EXERCISE INSTRUCTIONS: Please write the following entries out once more, exactly.

SOURCE DATA:
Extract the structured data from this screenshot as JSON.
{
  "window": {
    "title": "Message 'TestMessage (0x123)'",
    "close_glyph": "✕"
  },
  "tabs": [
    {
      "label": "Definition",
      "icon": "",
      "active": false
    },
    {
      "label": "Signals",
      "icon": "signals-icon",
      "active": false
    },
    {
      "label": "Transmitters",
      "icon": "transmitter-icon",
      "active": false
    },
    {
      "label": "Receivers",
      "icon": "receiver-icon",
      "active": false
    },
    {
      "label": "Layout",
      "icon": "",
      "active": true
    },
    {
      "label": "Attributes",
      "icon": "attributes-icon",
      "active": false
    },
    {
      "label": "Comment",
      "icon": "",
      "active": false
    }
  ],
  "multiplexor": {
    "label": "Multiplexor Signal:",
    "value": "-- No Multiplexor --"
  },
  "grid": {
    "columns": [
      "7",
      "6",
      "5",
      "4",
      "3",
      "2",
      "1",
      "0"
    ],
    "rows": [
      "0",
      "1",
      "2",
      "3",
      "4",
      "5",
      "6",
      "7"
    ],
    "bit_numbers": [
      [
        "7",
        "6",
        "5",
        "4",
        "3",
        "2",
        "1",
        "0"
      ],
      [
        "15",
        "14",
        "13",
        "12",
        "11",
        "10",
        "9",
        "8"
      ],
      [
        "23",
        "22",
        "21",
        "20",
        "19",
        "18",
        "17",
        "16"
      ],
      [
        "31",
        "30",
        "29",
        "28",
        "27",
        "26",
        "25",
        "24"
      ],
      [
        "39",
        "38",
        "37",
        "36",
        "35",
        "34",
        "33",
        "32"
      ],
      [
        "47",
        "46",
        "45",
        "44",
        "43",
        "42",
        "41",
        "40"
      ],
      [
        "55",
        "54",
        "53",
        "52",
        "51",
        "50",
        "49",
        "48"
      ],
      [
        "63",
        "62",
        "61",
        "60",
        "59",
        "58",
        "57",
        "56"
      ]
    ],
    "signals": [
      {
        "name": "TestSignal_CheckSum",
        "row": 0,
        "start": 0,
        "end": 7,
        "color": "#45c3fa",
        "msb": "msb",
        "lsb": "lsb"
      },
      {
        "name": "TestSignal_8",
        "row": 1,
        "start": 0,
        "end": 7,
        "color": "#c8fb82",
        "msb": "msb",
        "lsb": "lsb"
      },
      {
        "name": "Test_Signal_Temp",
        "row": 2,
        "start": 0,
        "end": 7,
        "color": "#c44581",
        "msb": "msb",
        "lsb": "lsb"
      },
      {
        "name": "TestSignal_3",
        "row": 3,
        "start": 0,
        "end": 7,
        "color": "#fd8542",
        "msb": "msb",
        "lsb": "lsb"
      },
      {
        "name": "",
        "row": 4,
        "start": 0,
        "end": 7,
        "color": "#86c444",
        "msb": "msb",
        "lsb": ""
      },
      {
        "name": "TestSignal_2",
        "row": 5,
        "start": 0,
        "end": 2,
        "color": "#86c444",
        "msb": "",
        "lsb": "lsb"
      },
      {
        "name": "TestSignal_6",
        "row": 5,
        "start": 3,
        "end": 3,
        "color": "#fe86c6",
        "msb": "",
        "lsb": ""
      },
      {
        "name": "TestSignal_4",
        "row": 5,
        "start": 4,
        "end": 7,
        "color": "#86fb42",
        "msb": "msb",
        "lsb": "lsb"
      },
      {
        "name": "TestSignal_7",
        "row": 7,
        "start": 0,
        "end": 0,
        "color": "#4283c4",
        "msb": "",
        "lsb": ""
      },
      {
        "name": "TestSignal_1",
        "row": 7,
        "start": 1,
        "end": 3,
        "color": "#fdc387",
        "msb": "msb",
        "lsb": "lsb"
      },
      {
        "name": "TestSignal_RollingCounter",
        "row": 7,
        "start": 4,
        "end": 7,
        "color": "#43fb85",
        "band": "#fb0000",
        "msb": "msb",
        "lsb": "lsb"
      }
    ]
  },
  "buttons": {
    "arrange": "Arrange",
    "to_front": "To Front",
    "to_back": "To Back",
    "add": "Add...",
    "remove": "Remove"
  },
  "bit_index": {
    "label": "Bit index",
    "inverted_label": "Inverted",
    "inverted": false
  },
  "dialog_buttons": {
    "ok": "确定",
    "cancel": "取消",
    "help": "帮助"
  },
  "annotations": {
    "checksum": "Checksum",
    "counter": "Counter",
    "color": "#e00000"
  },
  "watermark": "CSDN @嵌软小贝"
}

EXERCISE SOLUTION:
Extract the structured data from this screenshot as JSON.
{
  "window": {
    "title": "Message 'TestMessage (0x123)'",
    "close_glyph": "✕"
  },
  "tabs": [
    {
      "label": "Definition",
      "icon": "",
      "active": false
    },
    {
      "label": "Signals",
      "icon": "signals-icon",
      "active": false
    },
    {
      "label": "Transmitters",
      "icon": "transmitter-icon",
      "active": false
    },
    {
      "label": "Receivers",
      "icon": "receiver-icon",
      "active": false
    },
    {
      "label": "Layout",
      "icon": "",
      "active": true
    },
    {
      "label": "Attributes",
      "icon": "attributes-icon",
      "active": false
    },
    {
      "label": "Comment",
      "icon": "",
      "active": false
    }
  ],
  "multiplexor": {
    "label": "Multiplexor Signal:",
    "value": "-- No Multiplexor --"
  },
  "grid": {
    "columns": [
      "7",
      "6",
      "5",
      "4",
      "3",
      "2",
      "1",
      "0"
    ],
    "rows": [
      "0",
      "1",
      "2",
      "3",
      "4",
      "5",
      "6",
      "7"
    ],
    "bit_numbers": [
      [
        "7",
        "6",
        "5",
        "4",
        "3",
        "2",
        "1",
        "0"
      ],
      [
        "15",
        "14",
        "13",
        "12",
        "11",
        "10",
        "9",
        "8"
      ],
      [
        "23",
        "22",
        "21",
        "20",
        "19",
        "18",
        "17",
        "16"
      ],
      [
        "31",
        "30",
        "29",
        "28",
        "27",
        "26",
        "25",
        "24"
      ],
      [
        "39",
        "38",
        "37",
        "36",
        "35",
        "34",
        "33",
        "32"
      ],
      [
        "47",
        "46",
        "45",
        "44",
        "43",
        "42",
        "41",
        "40"
      ],
      [
        "55",
        "54",
        "53",
        "52",
        "51",
        "50",
        "49",
        "48"
      ],
      [
        "63",
        "62",
        "61",
        "60",
        "59",
        "58",
        "57",
        "56"
      ]
    ],
    "signals": [
      {
        "name": "TestSignal_CheckSum",
        "row": 0,
        "start": 0,
        "end": 7,
        "color": "#45c3fa",
        "msb": "msb",
        "lsb": "lsb"
      },
      {
        "name": "TestSignal_8",
        "row": 1,
        "start": 0,
        "end": 7,
        "color": "#c8fb82",
        "msb": "msb",
        "lsb": "lsb"
      },
      {
        "name": "Test_Signal_Temp",
        "row": 2,
        "start": 0,
        "end": 7,
        "color": "#c44581",
        "msb": "msb",
        "lsb": "lsb"
      },
      {
        "name": "TestSignal_3",
        "row": 3,
        "start": 0,
        "end": 7,
        "color": "#fd8542",
        "msb": "msb",
        "lsb": "lsb"
      },
      {
        "name": "",
        "row": 4,
        "start": 0,
        "end": 7,
        "color": "#86c444",
        "msb": "msb",
        "lsb": ""
      },
      {
        "name": "TestSignal_2",
        "row": 5,
        "start": 0,
        "end": 2,
        "color": "#86c444",
        "msb": "",
        "lsb": "lsb"
      },
      {
        "name": "TestSignal_6",
        "row": 5,
        "start": 3,
        "end": 3,
        "color": "#fe86c6",
        "msb": "",
        "lsb": ""
      },
      {
        "name": "TestSignal_4",
        "row": 5,
        "start": 4,
        "end": 7,
        "color": "#86fb42",
        "msb": "msb",
        "lsb": "lsb"
      },
      {
        "name": "TestSignal_7",
        "row": 7,
        "start": 0,
        "end": 0,
        "color": "#4283c4",
        "msb": "",
        "lsb": ""
      },
      {
        "name": "TestSignal_1",
        "row": 7,
        "start": 1,
        "end": 3,
        "color": "#fdc387",
        "msb": "msb",
        "lsb": "lsb"
      },
      {
        "name": "TestSignal_RollingCounter",
        "row": 7,
        "start": 4,
        "end": 7,
        "color": "#43fb85",
        "band": "#fb0000",
        "msb": "msb",
        "lsb": "lsb"
      }
    ]
  },
  "buttons": {
    "arrange": "Arrange",
    "to_front": "To Front",
    "to_back": "To Back",
    "add": "Add...",
    "remove": "Remove"
  },
  "bit_index": {
    "label": "Bit index",
    "inverted_label": "Inverted",
    "inverted": false
  },
  "dialog_buttons": {
    "ok": "确定",
    "cancel": "取消",
    "help": "帮助"
  },
  "annotations": {
    "checksum": "Checksum",
    "counter": "Counter",
    "color": "#e00000"
  },
  "watermark": "CSDN @嵌软小贝"
}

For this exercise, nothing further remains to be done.